Arkansas is suing Family Dollar over the discovery of more thanin a distribution facility in the state that prompted the discount retail chain to recall items purchased from hundreds of stores in the South.
The lawsuit, filed Thursday by Attorney General Leslie Rutledge in state court, accuses the chain and parent company Dollar General of deceiving consumers, negligence and engaging in a conspiracy that allowed the infestation at the West Memphis facility to occur.
Family Dollarin February after the dead rats were found at one of its distribution facilities. Details of the infestation were later disclosed in a 22-page U.S. Food and Drug Administration inspection report, such as problems ranging from “four rat carcasses on the conveyor belt” to rodent droppings “too numerous to count.”
The FDA said in the report that Family Dollar had been aware of the presence of rats in the warehouse since at least January 2020. The lawsuit singles out Family Dollar’s knowledge of rats in the warehouse long before it recalled products, noting that the company “chose not to disclose this information to Arkansas consumers but continued to profit from the sales of its goods.”

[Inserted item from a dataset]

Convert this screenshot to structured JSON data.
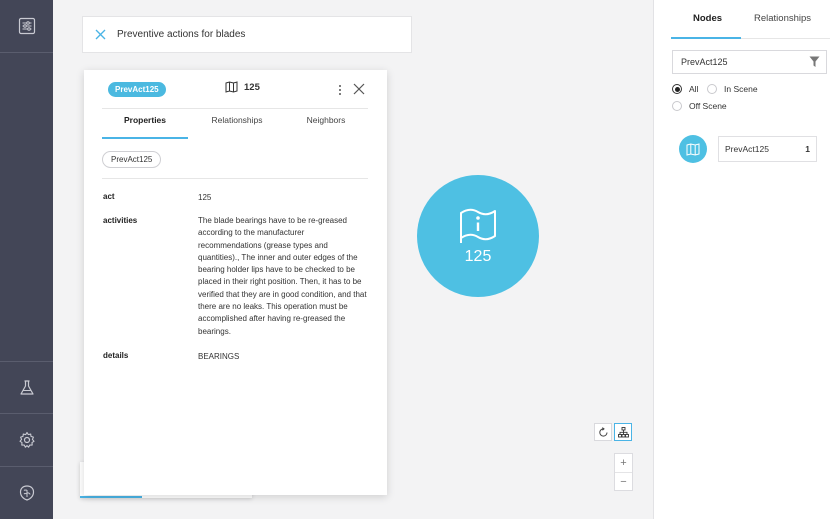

“This misconduct by Family Dollar Stores and Dollar Tree allowed them to maximize profits, while causing Arkansas citizens to purchase hazardous, adulterated and contaminated products,” the lawsuit said.
Dead rodents and birds
The FDA said in February that it had inspected the distribution facility following a consumer complaint. Inside the building, inspectors said they found not only dead rodents but live rats as well, rodent feces, dead birds and bird droppings.
The warehouse’s problems are “concerning” because consumers “rightfully want basic hygiene and safety standards to be adhered to,” said retail expert Neil Saunders, managing director of GlobalData, said in a March report.
A Dollar Tree spokesman did not immediately return messages seeking comment Thursday.
After fumigating the facility, more than 1,100 dead rodents were recovered, officials said. Family Dollar issued a temporary recall and closed more than 400 stores in six states — Alabama, Arkansas, Louisiana, Mississippi, Missouri and Tennessee — so numerous products that had been at the facility could be removed from shelves. Family Dollar in February said it was not aware of any illnesses related to the recall.
Arkansas’ lawsuit seeks up to $10,000 for each violation of the state’s deceptive trade practices act that’s proven at trial, punitive damages and restitution for all consumers affected by the contamination. In her lawsuit, Rutledge also asks a state judge to suspend or revoke Family Dollar’s authorization to do business in the state.